    1999-01-01

    neuroprotective against glutamate-induced necrotic neuronal cell death in vitro and that this effect is mediated through NMDA receptor blockade by interacting with a site located within the NMDA channel pore. PMID:10455281

  1. Kaempferol Inhibits Pancreatic Cancer Cell Growth and Migration through the Blockade of EGFR-Related Pathway In Vitro.

    PubMed

    Lee, Jungwhoi; Kim, Jae Hoon

    2016-01-01

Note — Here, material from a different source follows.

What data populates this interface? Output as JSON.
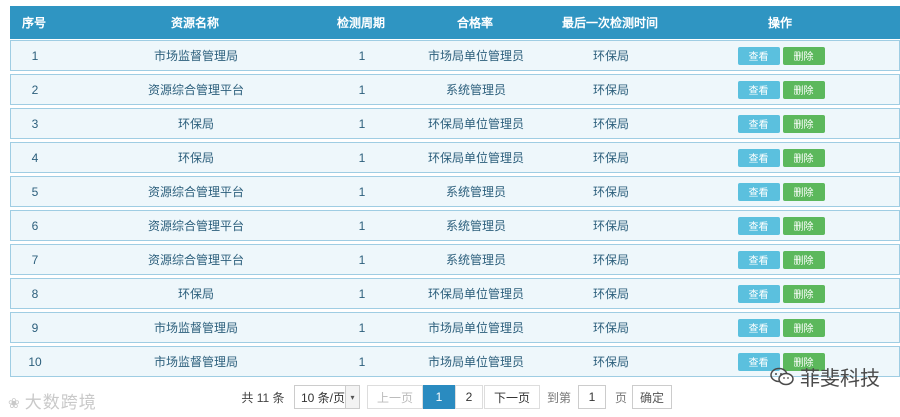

    Pancreatic cancer is one of the most appalling cancers with a pessimistic prognosis. Despite many therapies, there has been no improvement of survival rates. In this study, we assessed the anti-cancer effects of kaempferol, a well known flavonoid having functional bio-activity against various malignant tumors. Kaempferol had anti-cancer effects on Miapaca-2, Panc-1, and SNU-213 human pancreatic cancer cells. In a dose-dependent manner, kaempferol decreased viability of these pancreatic cancer cells by increasing apoptosis. In particular, kaempferol effectively inhibited the migratory activity of human pancreatic cancer cells at relatively low dosages without any toxicity. The anti-cancer effect of kaempferol was mediated by inhibition of EGFR related Src, ERK1/2, and AKT pathways. These results collectively indicate that kaempferol, a phytochemical ingredient reported to have anti-viability and anti-oxidant properties, can act as a safety anti-migration reagent in human pancreatic cancer cells, which provide the rationale for further investigation of kaempferol as a strong candidate for the potential clinical trial of malignant pancreatic cancers.

  2. Kaempferol Inhibits Pancreatic Cancer Cell Growth and Migration through the Blockade of EGFR-Related Pathway In Vitro

    PubMed Central

    Lee, Jungwhoi; Kim, Jae Hoon

    2016-01-01

    Pancreatic cancer is one of the most appalling canc